For the left hand chart, the businesses are lined up along the horizontal axis according to their ROI (EBIT as % of net assets) at the beginning of the four years: those with negative ROI worse than -10% are on the left, then those with -10% to 0%, and so on in increments of 10%. There is a certain amount of up-and-down zigzag due to sample sizes, but the trend is clear: the lines are basically flat, it is generally no better to invest in a business starting at 50% ROI than one starting at -10% ROI (only the heavy investors show a slight positive slope). Investing in “winners” means you always invest at the peak of the cycle, you never invest in a start-up business, but occasionally hit the spot. One might as well use a dartboard for investment decisions.
For the right hand chart, the businesses are lined up horizontally instead according to their par ROI at the beginning of the four years. This is their expected ROI based on a statistical model of their competitive strength, market attractiveness, and supply chain fitness. Although par ROI is correlated 80% with actual ROI, nevertheless the order is different enough to show remarkably different results. All three lines have a strong positive slope, with the slope strongest for the heavy investors. So although the par ROI equation was developed mainly as a diagnostic benchmark for current profitability, it turns out to be the best predictor available for future investment success. Competitive strength and supplychain fitness have the biggest weights in the par ROI equation (each of those categories is captured in many different metrics).

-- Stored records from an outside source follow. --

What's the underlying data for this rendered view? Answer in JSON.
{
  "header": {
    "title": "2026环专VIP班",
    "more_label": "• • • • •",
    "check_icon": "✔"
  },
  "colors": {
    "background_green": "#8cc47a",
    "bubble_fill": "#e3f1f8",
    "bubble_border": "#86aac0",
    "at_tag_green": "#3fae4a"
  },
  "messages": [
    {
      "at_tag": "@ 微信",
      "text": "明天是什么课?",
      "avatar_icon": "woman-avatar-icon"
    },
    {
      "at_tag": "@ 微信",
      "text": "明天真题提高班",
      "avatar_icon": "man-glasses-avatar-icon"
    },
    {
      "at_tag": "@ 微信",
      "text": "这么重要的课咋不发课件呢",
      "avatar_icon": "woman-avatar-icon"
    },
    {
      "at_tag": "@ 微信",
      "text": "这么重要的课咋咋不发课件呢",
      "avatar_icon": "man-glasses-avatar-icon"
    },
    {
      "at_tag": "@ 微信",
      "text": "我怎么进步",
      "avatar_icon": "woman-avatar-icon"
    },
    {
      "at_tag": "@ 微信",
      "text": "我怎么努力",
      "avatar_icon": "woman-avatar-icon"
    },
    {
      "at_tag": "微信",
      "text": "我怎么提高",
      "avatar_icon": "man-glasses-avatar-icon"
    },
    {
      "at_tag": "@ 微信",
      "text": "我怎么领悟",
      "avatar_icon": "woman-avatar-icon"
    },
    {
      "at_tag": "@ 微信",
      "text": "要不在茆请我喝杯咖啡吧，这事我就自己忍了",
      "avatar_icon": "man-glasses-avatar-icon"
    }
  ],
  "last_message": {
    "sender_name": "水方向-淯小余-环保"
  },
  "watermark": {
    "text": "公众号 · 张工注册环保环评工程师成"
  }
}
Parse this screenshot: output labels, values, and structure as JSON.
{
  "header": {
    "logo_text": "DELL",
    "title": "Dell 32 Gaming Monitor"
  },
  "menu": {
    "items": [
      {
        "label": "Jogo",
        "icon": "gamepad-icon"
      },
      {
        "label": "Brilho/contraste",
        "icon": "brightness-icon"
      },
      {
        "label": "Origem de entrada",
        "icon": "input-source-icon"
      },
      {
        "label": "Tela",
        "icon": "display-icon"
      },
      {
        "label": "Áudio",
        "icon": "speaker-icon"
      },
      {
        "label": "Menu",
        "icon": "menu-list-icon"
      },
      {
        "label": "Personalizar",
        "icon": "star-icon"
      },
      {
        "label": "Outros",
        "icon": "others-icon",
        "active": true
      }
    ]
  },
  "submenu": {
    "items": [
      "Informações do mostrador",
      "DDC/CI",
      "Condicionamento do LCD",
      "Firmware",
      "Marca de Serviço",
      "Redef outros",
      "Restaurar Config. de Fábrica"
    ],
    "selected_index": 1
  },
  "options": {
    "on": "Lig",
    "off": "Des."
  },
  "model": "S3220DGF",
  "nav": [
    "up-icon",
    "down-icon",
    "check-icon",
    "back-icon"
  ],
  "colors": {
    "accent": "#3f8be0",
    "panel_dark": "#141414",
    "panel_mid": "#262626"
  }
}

Regarding the disinvestors, in theory it should
(i) create wealth to take cash out of a bad business, and
(ii) destroy wealth to disinvest in a good business.
However, in reality quite a few high-par businesses create wealth even for those ignorant enough not to invest in them, so the statistics are inconclusive. Vice versa, it is more fruitful to sell a low-par business than run it for cash (buyers will buy on the basis of actual ROI).
We could also do the right hand chart lining up businesses by market size or market growth. Market size requires some heroic estimation, but the evidence is that market size has a negative correlation with IRR. Market growth does have a positive correlation, but it is much weaker than par ROI. As an investor, beware of corporations going for “large, growing, profitable” markets.
Investment success factors are not only measurable using consistent metrics across different industries, but have identical impacts on performance in different industries, different geographies, and different years. What matters is the strategic profile, not what a business makes.
Financial investors such as private equity firms have been talking for a decade about value creation beyond financial engineering and multiple arbitrage. The very basis for real operational and strategic value creation must be a deep understanding of the strategic, intrinsic value of a business. This is the only proper basis for an investment decision. When it comes to a price for buying or selling, obviously a valuation based on strategic, intrinsic, value leads to a completely different result than an industry-specific profit multiple based on actual EBIT(DA). Low profit businesses with high par potential could be acquired at low market-typical prices and transformed accordingly. Currently high profit but strategically weak businesses (low par) should be passed over for competitors.